There are many examples of disagreements about the evidence for certain interventions, including those having to do with medical treatments. Such disagreements are common in the use of medications, and in educational, therapeutic or counseling interventions.
So what is a parent to do? Common sense suggests that one should do what anyone does when presented with conflicting advice: get a variety of opinions. Ask questions. Listen carefully. Read up on the topic. Weigh what you learn against your own experience. Work with your child’s intervention team. Make informed choices.
One important caution is to always question the comments of self-appointed experts, i.e. those whose training or experience doesn’t’ qualify them to be making definitive statements about an intervention, and whose statements are significantly different than the majority of others in the field. While it is true that a lone individual can have a critical insight that the majority has missed, an abundance of caution is still encouraged when evaluating the “evidence” that a given “expert” is citing.
Most everyone knows of the Socratic Oath, first documented in ancient times, modified over the years, and taken by most doctors at the conclusion of their training. It says in essence that one should first and foremost “do no harm” when providing a medical intervention. That is, sometimes it may be better to do nothing than to risk causing harm. This point is particularly relevant when it comes to the use of drug treatments, but it can also have relevance for other types of interventions. For example, interventions that might cause a child to experience undue fear, anxiety or stress may do more harm than good.

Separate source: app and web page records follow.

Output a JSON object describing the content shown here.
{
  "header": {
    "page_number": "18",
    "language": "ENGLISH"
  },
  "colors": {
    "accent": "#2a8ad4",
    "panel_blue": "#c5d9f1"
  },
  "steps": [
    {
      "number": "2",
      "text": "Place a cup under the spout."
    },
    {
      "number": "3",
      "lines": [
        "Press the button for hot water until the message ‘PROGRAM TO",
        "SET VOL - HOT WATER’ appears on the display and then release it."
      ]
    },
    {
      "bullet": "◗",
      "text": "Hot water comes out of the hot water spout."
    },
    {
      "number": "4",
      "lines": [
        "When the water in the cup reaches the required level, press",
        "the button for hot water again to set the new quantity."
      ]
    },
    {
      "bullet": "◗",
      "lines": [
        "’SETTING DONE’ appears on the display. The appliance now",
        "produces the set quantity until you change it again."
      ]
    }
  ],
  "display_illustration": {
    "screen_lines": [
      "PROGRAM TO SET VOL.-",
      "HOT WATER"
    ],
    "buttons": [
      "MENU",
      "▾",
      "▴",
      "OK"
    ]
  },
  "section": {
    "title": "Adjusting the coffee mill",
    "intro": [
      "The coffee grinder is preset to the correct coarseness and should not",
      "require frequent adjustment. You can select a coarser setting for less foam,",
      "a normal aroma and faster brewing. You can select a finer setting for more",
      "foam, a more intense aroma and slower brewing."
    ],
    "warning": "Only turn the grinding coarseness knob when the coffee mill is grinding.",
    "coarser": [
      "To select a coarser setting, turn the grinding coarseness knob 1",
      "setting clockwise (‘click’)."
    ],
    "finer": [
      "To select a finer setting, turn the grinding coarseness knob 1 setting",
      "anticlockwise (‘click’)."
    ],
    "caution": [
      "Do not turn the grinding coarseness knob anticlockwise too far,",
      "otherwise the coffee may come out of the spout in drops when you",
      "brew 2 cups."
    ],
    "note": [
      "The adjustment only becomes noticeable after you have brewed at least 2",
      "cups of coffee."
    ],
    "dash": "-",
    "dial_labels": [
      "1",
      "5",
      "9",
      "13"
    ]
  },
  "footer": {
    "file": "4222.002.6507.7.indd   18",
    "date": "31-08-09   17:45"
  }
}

The concept of doing no harm includes the harm that might be caused by doing nothing. In human development there appear to be windows of opportunity in which interventions have the greatest chance of success. Ignoring those windows may result in harm sometime in the future. One of the best examples of this within the disability field has to do with the original legislation that mandated the states to provide special education services. Originally, these services were required to be provided for children above the age of 5. But with a growing body of evidence showing that the greatest window of opportunity existed earlier in life, the requirements were subsequently modified to mandate services be offered for those birth to 5. (What we now call “early intervention.”) So, one could argue, doing nothing from birth to five could be harmful. (At least that was the consensus of the experts.)
Whether you are parent, teacher, doctor, therapist or counselor, everyone who chooses to work with children who have special needs does so to help make a difference in the quality of life for those children. Understanding that there are different standards when considering interventions, and varying opinions about what constitutes evidence, will help with the decision-making process. I strongly recommend that you always favor evidence-based interventions, and if there is no evidence or the evidence is unclear, then look for consensus-based approaches. Then, assuming that an intervention passes the “do no harm” standard, proceed with what feels right for you, your child, and your family, but always in full consultation with the professionals who, like you, truly have your child’s best interests at heart.